It wasn’t like we were old buddies or anything, but Jimmer Fredette made it sound like we were during a phone conversation. That’s just the way he was. And is. It would have been easy to loathe a guy like Jimmer Fredette, were he smug and arrogant and cocky. He is none of those things. Wasn’t then, isn’t now.
Because his NBA career didn’t pan out — in the NBA, they also expect you to play defense sometimes, and that was never Jimmer Fredette’s forte — he is coming back to Las Vegas to participate in the West Regional of The Basketball Tournament, which pays $2 million to the winning side, and $0 to the side that finishes second.
Jimmer insists he only will coach a team of former Mountain West Conference stalwarts — Charles Abouo and Brandon Davies of BYU, Josh Adams of Wyoming, Darington Hobson of New Mexico — and some brother TJ’s basketball-playing pals from other schools on Saturday and Sunday at Desert Oasis High School.
“I’m not going to bring my (basketball) shoes,” he said with a chuckle, “because if I get the itch, I’ll probably wind up playing.”
Fredette expects it will be a fun trip, which usually wasn’t the case when the Cougars played the Rebels back in his day.

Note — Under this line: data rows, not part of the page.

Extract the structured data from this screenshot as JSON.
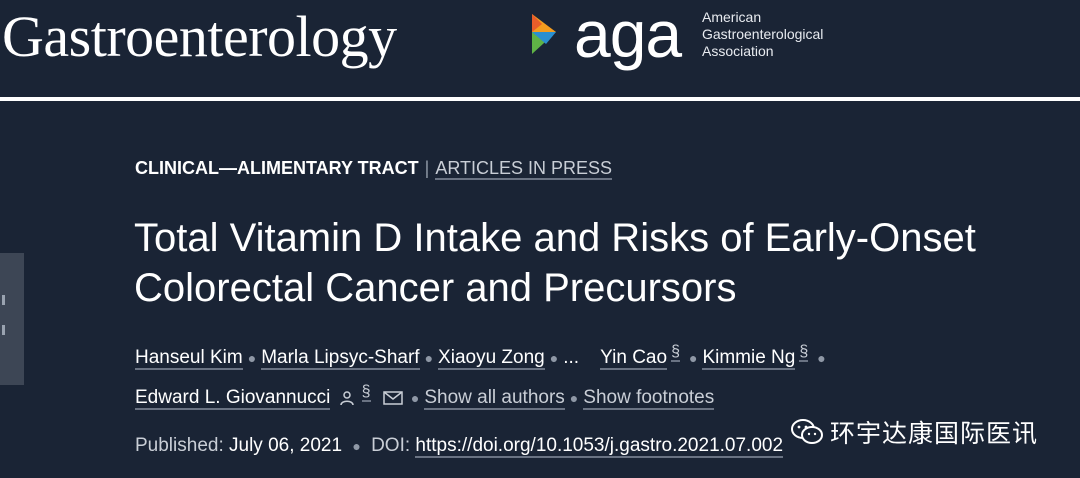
{
  "header": {
    "journal_title": "Gastroenterology",
    "aga_wordmark": "aga",
    "aga_full_name_lines": [
      "American",
      "Gastroenterological",
      "Association"
    ]
  },
  "article": {
    "category": "CLINICAL—ALIMENTARY TRACT",
    "category_separator": "|",
    "status": "ARTICLES IN PRESS",
    "title_line1": "Total Vitamin D Intake and Risks of Early-Onset",
    "title_line2": "Colorectal Cancer and Precursors",
    "authors": [
      "Hanseul Kim",
      "Marla Lipsyc-Sharf",
      "Xiaoyu Zong",
      "...",
      "Yin Cao",
      "Kimmie Ng",
      "Edward L. Giovannucci"
    ],
    "section_mark": "§",
    "show_all_authors": "Show all authors",
    "show_footnotes": "Show footnotes",
    "published_label": "Published:",
    "published_date": "July 06, 2021",
    "doi_label": "DOI:",
    "doi_url": "https://doi.org/10.1053/j.gastro.2021.07.002"
  },
  "watermark": {
    "text": "环宇达康国际医讯",
    "icon": "wechat-icon"
  },
  "colors": {
    "background": "#1a2435",
    "divider": "#ffffff",
    "underline": "#6a7383",
    "logo_orange": "#f39c1f",
    "logo_blue": "#2a8fd0",
    "logo_green": "#5fb246"
  }
}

“Got some stories, always a great rivalry game between us,” he said. “My first three years, we could never beat UNLV at the Thomas & Mack Center — that was the one thing I never did, and then when I was a senior, we won. That was a special memory, and I’ll never forget the atmosphere.”
Jimmer Fredette is 28 now, and here’s a basketballreference.com version of what has happened to him since he and the Y got out of Las Vegas with a victory:

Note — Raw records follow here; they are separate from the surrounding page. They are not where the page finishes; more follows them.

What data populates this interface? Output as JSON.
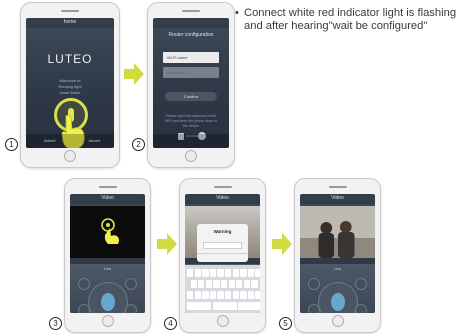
{
  "instruction": {
    "bullet": "•",
    "text": "Connect white red indicator light is flashing and after hearing\"wait be configured\""
  },
  "steps": [
    "1",
    "2",
    "3",
    "4",
    "5"
  ],
  "screen1": {
    "title": "home",
    "logo": "LUTEO",
    "welcome": [
      "Welcome to",
      "Reusing light",
      "smart bulbs"
    ],
    "bottom_left": "Advert",
    "bottom_right": "Advert"
  },
  "screen2": {
    "title": "Router configuration",
    "wifi_field": "Wi-Fi name",
    "password_field": "Password",
    "button": "Confirm",
    "note": "Please input the password of the WiFi and keep the phone close to the device"
  },
  "screen3": {
    "title": "Video",
    "mode": "Live"
  },
  "screen4": {
    "title": "Video",
    "dialog_title": "Warning"
  },
  "screen5": {
    "title": "Video",
    "mode": "Live"
  },
  "colors": {
    "accent": "#d9e04c",
    "arrow": "#cfdb3f",
    "screen": "#3a4553"
  }
}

He got drafted by the Bucks, traded to the Kings, had his contract bought out by the Kings. He signed with the Bulls, signed with the Pelicans, got waived by the Pelicans. He signed with the Spurs, got waived by the Spurs, played for the Westchester Knicks in the D-League. He re-signed with the Pelicans, got re-waived by the Pelicans, was reacquired by Westchester. He signed with the Knicks, was released by the Knicks, got reacquired by Westchester.
After playing in last year’s Vegas Summer League, he signed with Shanghei Sharks (Yao Ming’s team) of the Chinese Basketball Association in August. He led the league with a 37.6 scoring average; he scored 73 points in a double OT loss to the Zheziang Guangsha Lions.
The Guangsha Lions got Jimmered.
He got married — to a cheerleader, of course — and in February, Jimmer’s wife, Whitney, gave birth to a little girl, Weslie James Fredette, and Jimmer said she lights him up the way he lit up New Mexico for 52 that night in Las Vegas.
He also confirmed, in a self-effacing manner, that he recently sank a Steph Curry-like 92 of 100 3-point shots during an event in Provo to raise $18,400 for a favorite charity.
I hope he brings his basketball shoes this weekend.
— KSL 5 TV (@KSL5TV) June 20, 2017
Contact Ron Kantowski at email@example.com or 702-383-0352. Follow @ronkantowski on Twitter.
The Basketball Tournament
First-round matchups at The Basketball Tournament, West Regional at Desert Oasis High School. The winning team will advance to the ESPN-televised finals which pays $2 million to the winning team.
— 9 a.m.: Team 23 vs. Pedro’s Posse (Luke Nevill)
— 10:45 a.m.: Armored Athlete (Will Sheehey, Cody Zeller) vs. Pearls 31s (Coach Dwayne Washington, son of Pearl Washington)
— 12:30 p.m.: Trained to Go (Damien Wilkins, Glen Rice Jr.) vs. Broad Street Brawlers (Philadelphia college stars)
— 2:15 p.m.: Team Colorado (Chauncey Billups) vs. Kimchi Express
— 4 p.m.: Team Utah (Utah alums) vs. Team Fredette (Coach Jimmer Fredette, Mountain West alums)
— 5:45 p.m.: Few Good Men (Dan Dickau, Gonzaga alumni) vs. Mostly Sports
— 7:30 p.m.: Challenge Als (Boston College alums) vs. Wasatch Front (Damian Lillard, Weber State alums)
— 9:15 p.m.: The Stickmen (coach Michael Rapaport, Lou Amundson) vs. AF Bomb Squad (Air Force alumni)